If we feel like we can’t be forgiven, we are stuck in toxic shame. This judgment of ourselves doesn’t reflect God’s truth and or His love for us. The good news is His love is more powerful than toxic shame and it is always available. Sometimes it is hard to embrace our need for God’s forgiveness and love but the doorway to being released from toxic shame is in that acceptance and dependence on Him. When we admit our needs, we can let Him meet them and we are freer to seek healthy connections with others too.
Steps to Freedom
Chip shares that healing from toxic shame means first admitting we need help. Then, we need safe loving people to connect with who have walked through healing themselves. These connections can be found at Solo Parent Society or through a recovery network and then we can begin the process of eliminating toxic shame. Chips says we do this through three key steps:
- Start with “I feel….” Identify the feeling
- Explore the feeling and where it came from
- Tell someone about it
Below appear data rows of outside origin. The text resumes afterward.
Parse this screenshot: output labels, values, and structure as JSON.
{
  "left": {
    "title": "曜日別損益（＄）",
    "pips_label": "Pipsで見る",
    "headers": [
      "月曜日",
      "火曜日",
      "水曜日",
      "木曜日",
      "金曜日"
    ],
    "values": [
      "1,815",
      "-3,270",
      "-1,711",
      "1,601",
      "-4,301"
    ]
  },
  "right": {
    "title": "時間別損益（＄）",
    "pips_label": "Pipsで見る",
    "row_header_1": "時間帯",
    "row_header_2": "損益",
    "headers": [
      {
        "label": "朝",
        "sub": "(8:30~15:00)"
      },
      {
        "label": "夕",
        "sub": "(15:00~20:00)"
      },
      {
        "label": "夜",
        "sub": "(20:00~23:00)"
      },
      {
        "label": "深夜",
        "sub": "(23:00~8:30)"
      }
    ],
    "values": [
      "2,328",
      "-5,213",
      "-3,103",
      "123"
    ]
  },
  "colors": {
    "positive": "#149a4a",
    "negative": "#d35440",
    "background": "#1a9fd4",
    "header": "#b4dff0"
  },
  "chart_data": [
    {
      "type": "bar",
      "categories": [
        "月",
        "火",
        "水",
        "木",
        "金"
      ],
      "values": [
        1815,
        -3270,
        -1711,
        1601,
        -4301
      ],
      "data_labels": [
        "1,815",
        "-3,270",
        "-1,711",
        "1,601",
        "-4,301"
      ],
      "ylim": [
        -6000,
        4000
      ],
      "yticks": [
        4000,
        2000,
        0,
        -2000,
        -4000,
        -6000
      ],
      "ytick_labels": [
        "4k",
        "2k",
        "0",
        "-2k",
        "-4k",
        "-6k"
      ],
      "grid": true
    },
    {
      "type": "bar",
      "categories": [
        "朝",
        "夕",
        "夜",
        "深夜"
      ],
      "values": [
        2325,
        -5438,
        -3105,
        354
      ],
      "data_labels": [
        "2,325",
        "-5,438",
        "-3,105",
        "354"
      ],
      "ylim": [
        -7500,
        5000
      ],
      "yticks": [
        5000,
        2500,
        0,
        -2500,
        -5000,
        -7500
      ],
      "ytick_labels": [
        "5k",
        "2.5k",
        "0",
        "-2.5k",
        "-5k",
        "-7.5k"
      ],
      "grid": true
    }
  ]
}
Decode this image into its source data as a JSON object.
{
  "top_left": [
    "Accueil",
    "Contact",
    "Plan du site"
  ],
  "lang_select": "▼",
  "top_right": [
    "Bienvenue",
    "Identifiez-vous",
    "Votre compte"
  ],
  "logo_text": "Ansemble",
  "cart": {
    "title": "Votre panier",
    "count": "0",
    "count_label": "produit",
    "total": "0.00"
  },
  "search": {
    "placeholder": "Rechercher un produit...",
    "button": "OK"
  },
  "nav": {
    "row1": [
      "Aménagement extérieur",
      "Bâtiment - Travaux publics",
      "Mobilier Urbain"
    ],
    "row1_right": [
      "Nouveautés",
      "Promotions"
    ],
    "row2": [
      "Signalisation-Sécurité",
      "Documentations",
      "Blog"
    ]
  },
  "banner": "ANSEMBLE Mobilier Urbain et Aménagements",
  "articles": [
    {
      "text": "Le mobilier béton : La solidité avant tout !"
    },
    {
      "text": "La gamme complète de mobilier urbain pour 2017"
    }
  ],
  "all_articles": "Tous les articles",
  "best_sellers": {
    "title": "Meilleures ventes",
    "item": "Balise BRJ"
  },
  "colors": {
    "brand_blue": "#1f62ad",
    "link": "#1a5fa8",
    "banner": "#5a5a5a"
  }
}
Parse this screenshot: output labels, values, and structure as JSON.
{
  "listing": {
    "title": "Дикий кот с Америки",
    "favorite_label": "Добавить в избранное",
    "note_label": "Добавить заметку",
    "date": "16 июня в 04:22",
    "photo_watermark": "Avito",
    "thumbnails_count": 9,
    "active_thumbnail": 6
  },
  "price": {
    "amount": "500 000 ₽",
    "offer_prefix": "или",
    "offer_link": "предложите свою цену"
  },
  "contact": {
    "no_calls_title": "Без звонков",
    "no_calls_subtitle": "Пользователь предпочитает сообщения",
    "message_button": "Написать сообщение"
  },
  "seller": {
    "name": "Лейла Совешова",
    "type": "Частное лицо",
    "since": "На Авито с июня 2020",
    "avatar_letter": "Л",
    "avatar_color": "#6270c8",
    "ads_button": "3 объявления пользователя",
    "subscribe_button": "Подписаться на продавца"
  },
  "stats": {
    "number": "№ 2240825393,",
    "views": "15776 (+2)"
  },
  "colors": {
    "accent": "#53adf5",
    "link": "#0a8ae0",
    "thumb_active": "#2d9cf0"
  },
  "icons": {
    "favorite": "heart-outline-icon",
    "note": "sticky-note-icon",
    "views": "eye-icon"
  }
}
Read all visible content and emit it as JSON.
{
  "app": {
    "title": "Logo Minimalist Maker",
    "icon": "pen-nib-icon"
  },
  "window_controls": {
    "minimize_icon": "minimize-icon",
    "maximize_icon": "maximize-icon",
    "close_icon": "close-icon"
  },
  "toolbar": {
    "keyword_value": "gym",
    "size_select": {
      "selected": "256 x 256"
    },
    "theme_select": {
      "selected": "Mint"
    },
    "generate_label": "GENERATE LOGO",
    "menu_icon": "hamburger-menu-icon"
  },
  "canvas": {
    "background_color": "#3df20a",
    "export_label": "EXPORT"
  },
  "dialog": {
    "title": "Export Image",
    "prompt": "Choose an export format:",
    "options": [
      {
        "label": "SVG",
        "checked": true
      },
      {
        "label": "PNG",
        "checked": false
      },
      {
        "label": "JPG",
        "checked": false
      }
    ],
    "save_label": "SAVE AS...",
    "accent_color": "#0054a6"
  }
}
As you go through the process of finding freedom from toxic shame, we would be honored to be part of your support network. Join our Solo Parent Society community by participating in one of our online groups meeting every week. Follow us on Facebook and Instagram (@soloparentsociety). Subscribe to our weekly podcast via AccessMore or wherever you get your podcasts, and download our Solo Parent app FREE in the app store. We love to connect single parents to resources that offer hope and help. If you want to donate so we can reach more single parent families, go to www.soloparentsociety.com. Questions? Email us at email@example.com.